▶ Goal of the exercise
Look for "badge" in each line of the entries, and return the matching lines.

+===+

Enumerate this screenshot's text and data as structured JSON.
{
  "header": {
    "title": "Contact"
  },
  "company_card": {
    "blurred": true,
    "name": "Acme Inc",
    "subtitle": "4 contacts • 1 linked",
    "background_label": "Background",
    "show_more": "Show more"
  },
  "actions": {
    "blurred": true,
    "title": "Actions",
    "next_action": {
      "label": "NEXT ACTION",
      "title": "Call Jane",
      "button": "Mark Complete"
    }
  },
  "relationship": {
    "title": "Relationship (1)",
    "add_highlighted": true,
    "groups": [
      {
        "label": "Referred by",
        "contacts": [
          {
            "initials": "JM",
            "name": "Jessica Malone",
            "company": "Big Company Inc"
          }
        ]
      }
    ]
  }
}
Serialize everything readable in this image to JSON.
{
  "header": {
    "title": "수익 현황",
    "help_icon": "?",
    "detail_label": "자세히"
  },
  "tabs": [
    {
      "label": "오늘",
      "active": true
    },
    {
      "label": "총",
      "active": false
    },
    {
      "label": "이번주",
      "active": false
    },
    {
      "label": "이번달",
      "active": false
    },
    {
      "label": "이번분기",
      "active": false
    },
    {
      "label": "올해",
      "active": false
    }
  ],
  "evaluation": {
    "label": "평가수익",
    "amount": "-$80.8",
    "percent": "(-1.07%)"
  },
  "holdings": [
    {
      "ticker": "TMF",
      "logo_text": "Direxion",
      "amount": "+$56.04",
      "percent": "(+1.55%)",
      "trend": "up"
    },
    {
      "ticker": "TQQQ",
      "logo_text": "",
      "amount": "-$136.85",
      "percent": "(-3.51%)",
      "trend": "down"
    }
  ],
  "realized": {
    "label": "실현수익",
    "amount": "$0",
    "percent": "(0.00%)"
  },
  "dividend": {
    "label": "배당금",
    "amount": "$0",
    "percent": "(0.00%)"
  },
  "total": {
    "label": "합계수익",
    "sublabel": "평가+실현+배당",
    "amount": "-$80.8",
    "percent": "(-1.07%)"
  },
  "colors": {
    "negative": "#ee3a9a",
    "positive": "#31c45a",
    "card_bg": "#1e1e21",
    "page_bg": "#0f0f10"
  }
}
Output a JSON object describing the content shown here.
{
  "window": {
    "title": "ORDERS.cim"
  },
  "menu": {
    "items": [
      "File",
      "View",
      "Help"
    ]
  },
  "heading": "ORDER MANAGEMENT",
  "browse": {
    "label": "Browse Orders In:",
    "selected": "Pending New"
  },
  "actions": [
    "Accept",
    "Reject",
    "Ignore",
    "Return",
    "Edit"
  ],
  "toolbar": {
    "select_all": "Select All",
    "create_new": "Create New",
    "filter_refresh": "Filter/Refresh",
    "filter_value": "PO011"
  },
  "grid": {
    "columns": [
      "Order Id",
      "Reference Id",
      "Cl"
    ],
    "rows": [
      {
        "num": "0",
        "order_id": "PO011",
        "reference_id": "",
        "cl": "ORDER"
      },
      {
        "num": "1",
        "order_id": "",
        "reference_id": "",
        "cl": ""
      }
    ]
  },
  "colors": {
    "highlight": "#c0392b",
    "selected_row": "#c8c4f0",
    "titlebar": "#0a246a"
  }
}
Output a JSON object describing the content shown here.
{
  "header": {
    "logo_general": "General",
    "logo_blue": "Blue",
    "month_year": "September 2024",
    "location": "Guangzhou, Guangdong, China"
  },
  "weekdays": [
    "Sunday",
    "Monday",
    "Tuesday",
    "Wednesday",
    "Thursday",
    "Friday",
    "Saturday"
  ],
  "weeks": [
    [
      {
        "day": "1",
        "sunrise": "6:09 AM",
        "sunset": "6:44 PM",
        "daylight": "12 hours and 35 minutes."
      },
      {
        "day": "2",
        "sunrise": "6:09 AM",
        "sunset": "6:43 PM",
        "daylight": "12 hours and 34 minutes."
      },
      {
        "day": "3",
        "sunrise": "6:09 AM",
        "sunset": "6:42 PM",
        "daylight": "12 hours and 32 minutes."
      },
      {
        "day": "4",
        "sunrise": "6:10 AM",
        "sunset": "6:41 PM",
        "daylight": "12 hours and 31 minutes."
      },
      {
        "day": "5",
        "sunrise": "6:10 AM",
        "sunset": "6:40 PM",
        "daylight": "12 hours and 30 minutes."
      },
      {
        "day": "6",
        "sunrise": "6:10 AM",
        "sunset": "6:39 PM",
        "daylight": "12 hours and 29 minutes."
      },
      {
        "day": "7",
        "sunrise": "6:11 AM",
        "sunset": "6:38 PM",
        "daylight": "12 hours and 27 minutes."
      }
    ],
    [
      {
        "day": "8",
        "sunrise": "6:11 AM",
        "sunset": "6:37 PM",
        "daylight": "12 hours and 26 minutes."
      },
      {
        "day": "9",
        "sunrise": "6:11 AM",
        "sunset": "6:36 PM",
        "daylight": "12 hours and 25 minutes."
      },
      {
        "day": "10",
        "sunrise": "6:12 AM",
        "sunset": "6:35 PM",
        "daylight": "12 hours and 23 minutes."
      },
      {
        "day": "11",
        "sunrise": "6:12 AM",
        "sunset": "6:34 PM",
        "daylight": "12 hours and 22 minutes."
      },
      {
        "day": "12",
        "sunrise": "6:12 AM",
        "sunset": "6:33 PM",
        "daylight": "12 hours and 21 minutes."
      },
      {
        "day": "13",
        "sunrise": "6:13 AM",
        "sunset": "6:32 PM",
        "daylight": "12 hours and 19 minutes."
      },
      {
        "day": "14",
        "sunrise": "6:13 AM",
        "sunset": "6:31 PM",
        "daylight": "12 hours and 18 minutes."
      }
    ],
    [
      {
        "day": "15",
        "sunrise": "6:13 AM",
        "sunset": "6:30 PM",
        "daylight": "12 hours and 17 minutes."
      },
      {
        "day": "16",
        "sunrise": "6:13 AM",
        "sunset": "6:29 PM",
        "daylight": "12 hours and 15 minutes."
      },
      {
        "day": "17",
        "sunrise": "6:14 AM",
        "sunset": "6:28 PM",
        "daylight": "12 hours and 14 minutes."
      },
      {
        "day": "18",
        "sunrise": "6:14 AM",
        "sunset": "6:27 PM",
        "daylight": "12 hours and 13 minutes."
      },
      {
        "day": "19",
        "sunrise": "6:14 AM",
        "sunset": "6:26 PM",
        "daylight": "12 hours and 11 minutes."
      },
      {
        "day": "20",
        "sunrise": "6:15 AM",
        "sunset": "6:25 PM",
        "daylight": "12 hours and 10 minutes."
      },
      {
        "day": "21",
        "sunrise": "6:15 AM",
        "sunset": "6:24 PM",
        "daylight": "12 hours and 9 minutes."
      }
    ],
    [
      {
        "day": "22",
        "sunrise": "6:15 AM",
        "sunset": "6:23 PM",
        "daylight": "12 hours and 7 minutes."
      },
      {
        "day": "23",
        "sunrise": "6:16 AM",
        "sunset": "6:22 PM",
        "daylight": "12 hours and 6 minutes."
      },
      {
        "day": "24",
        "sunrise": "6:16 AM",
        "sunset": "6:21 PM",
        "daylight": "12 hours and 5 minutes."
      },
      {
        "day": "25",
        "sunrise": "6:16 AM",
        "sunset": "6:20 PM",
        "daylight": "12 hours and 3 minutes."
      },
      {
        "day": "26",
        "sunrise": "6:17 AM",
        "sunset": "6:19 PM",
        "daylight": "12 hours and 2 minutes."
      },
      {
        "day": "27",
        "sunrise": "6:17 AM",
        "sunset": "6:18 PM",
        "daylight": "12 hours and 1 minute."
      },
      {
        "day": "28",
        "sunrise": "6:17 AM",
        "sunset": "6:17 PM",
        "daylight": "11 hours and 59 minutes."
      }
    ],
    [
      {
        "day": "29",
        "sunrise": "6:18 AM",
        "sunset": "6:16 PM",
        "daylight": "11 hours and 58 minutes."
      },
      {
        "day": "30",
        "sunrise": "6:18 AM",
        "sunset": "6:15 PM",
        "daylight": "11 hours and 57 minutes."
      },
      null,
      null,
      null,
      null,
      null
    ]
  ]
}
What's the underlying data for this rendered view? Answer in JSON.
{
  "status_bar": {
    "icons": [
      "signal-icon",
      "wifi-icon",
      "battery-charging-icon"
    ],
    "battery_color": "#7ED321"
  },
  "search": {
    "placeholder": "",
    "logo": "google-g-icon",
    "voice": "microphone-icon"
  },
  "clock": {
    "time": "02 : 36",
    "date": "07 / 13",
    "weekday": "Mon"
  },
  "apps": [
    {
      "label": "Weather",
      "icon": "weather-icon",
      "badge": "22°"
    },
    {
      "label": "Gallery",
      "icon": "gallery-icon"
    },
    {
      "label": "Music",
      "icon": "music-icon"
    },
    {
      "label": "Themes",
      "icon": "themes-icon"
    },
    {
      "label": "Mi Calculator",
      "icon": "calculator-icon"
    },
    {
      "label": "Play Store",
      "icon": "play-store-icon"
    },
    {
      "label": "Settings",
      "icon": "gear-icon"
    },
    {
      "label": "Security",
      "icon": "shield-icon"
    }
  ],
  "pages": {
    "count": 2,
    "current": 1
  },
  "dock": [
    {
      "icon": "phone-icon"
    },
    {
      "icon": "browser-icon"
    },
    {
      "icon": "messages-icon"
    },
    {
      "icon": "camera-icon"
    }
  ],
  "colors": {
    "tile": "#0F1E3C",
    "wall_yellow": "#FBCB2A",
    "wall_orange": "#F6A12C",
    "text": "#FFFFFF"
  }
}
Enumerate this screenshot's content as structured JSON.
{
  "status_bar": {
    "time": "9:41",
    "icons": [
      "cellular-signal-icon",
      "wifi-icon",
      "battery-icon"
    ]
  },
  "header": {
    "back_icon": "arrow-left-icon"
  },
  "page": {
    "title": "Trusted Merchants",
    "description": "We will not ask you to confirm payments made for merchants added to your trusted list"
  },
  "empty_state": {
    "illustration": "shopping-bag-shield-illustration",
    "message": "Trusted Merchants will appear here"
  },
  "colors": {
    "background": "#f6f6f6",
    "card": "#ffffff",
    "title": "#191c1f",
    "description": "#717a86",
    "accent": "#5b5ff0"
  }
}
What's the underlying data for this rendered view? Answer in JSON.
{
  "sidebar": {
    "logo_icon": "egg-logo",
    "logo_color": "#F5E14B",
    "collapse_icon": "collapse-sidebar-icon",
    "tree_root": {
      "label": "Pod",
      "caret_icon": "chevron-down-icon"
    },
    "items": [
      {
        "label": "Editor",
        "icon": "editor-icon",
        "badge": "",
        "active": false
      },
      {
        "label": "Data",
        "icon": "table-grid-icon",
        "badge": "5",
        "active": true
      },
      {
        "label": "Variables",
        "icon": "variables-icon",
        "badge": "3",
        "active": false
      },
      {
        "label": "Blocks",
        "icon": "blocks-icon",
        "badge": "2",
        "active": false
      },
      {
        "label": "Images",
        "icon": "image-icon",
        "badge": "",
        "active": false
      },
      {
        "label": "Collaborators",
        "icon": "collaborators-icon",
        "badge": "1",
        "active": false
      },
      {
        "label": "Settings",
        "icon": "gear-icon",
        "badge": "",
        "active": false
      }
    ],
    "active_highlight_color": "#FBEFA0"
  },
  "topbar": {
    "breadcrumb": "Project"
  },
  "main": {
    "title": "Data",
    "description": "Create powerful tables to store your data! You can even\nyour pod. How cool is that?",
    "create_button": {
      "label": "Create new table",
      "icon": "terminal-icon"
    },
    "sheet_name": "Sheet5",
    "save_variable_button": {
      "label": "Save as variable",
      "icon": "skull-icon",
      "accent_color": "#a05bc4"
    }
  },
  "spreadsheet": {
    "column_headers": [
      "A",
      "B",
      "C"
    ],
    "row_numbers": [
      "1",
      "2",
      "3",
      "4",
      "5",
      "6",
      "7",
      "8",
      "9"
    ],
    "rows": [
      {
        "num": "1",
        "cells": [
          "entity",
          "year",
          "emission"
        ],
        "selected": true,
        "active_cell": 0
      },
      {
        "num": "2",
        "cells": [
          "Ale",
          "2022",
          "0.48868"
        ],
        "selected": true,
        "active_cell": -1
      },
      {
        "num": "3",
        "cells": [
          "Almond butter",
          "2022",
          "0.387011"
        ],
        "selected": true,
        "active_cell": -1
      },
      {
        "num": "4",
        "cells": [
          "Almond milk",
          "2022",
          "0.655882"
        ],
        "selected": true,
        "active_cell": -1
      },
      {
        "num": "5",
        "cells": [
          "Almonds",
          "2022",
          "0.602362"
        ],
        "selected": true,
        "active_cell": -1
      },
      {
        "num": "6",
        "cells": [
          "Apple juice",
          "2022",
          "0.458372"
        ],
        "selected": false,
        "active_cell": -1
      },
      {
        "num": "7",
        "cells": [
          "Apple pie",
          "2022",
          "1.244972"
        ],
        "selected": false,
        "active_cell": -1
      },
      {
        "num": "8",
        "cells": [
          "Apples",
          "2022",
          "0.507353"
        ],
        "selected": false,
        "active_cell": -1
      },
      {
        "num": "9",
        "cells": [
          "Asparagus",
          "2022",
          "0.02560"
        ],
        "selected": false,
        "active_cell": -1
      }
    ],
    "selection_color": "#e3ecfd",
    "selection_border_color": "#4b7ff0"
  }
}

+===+

▶ Response to this exercise
      "badge": "22°"
        "badge": "",
        "badge": "5",
        "badge": "3",
        "badge": "2",
        "badge": "",
        "badge": "1",
        "badge": "",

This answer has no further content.